The notice adds that “certain contaminated cheese products manufactured by Gort’s Gouda Cheese Farm… have been identified as the source of the illnesses. The Canadian Food Inspection Agency (CFIA) has issued a Health Hazard Alert warning the public not to consume the affected product. Should additional products be recalled as part of the ongoing food safety investigation, the CFIA will immediately inform the public.”
To date, 15 varieties of Gort’s cheeses have been recalled.
The notice continues: “There is currently no indication of widespread risk to Canadians. However, E. coli O157:H7 can pose a serious public health risk. Additional cases of illness may be identified and linked to this outbreak in the future.”
At Gort’s farm, the Wikkerink family is understandably devastated.
Co-owner Kathy Wikkerink says one relief was talking to the family of Cory Van Der Linde, the 84-year-old Vernon woman who died Aug. 16 as a result of the E. coli illness she contracted after eating Gort’s cheese.
“They contacted us. They have forgiven us, they hold no grudges.

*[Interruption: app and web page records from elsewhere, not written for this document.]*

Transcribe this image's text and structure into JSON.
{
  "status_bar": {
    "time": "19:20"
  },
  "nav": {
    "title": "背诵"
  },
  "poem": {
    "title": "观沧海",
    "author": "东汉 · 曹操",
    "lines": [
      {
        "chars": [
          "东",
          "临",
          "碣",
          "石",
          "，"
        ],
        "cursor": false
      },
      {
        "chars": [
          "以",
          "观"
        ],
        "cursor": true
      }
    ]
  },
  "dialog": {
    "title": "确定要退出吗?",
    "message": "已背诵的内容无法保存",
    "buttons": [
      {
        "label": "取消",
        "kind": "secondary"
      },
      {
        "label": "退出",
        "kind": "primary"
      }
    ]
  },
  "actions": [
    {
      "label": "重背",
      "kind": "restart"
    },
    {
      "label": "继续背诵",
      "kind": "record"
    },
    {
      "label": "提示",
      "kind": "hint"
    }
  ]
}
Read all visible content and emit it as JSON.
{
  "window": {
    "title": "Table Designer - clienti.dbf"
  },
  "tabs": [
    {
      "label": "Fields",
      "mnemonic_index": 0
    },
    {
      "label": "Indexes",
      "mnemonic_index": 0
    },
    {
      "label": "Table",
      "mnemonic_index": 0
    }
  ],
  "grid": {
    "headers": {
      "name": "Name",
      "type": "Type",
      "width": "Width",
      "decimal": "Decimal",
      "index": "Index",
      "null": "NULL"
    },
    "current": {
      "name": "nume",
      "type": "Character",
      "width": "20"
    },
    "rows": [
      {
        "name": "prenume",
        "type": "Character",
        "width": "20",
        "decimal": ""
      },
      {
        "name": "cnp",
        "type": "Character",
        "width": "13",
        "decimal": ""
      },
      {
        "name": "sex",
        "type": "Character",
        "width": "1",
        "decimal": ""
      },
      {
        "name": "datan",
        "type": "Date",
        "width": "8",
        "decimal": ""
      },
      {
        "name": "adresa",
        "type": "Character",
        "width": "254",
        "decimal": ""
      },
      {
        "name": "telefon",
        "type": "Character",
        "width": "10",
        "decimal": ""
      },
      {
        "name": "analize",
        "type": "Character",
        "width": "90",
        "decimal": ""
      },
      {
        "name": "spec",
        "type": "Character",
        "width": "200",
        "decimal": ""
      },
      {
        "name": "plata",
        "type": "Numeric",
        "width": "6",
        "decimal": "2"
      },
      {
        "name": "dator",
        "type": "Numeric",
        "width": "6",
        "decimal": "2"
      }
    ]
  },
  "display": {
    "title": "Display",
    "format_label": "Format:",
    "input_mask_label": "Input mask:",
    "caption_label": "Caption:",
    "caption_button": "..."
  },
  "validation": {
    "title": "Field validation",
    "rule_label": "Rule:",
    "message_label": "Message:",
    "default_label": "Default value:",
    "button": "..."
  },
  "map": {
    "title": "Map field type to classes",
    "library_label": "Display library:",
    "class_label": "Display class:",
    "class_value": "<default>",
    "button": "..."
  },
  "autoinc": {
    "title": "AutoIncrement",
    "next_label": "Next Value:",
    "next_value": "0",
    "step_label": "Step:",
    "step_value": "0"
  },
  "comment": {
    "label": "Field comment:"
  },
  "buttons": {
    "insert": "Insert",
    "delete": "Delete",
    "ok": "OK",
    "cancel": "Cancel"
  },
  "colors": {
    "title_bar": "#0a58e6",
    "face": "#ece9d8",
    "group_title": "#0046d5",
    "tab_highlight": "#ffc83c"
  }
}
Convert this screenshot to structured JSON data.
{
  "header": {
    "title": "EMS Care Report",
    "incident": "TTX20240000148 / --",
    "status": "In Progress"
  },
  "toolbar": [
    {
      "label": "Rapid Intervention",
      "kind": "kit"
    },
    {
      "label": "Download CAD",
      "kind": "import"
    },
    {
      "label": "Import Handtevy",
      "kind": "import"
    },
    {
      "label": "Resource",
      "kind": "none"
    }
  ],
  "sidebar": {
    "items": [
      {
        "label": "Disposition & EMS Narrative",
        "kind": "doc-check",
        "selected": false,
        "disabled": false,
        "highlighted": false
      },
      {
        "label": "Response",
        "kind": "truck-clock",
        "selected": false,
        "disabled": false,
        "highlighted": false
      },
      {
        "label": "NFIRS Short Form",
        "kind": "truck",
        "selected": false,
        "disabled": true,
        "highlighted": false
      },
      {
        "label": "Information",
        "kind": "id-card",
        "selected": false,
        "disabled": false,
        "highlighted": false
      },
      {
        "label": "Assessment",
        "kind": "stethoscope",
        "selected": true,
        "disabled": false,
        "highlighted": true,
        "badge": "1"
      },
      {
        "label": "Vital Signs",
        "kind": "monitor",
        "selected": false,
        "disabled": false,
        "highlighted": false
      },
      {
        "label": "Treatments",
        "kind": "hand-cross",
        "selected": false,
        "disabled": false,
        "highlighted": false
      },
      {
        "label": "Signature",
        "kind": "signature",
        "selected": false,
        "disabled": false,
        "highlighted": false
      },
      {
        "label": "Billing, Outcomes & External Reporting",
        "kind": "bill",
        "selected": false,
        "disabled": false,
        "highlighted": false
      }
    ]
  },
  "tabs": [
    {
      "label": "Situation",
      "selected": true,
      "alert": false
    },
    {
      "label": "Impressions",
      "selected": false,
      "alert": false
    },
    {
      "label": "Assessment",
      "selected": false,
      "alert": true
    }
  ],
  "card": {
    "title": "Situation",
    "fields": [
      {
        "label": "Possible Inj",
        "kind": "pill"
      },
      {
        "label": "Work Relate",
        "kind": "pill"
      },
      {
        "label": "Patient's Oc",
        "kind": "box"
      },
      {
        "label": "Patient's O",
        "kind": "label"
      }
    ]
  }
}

That was good to know,” she said Tuesday.
Van Der Linde became violently ill on July 29 and spent the remainder of her days in hospital with the infection.
With 15 varieties recalled, just seven of Gort’s cheeses remain unaffected.
Wikkerink says Canadian Food Inspection Agency inspectors are still at the farm, carrying our their investigations. No cheese can be sold until the investigation is complete. Wikkerink says the farm can sell only yogurt, milk, quark cheese and grass-fed beef.
The farm has laid off three of its six paid employees, leaving just three employees, along with Gary and Kathy Wikkerink and their four children who reside at home to keep things running.
“We have to do what we have to do. There’s no more information (from government agencies) with what we have to do with the farm. It’s hard because you don’t know what they’re going to do. We can’t make any plans.”
Asked about disposing of the cheese, Wikkerink says it is all in the government’s hands at this point.
Wikkerink emphasizes her appreciation for the community.
“We are thankful again from the bottom of our hearts, the way they’re rallying behind us, their words of encouragement.”
She says at this point her family can only wait for God’s guidance.
“I just know that God’s got a plan, we’re trying to just hold on to his promises. That’s all we have.”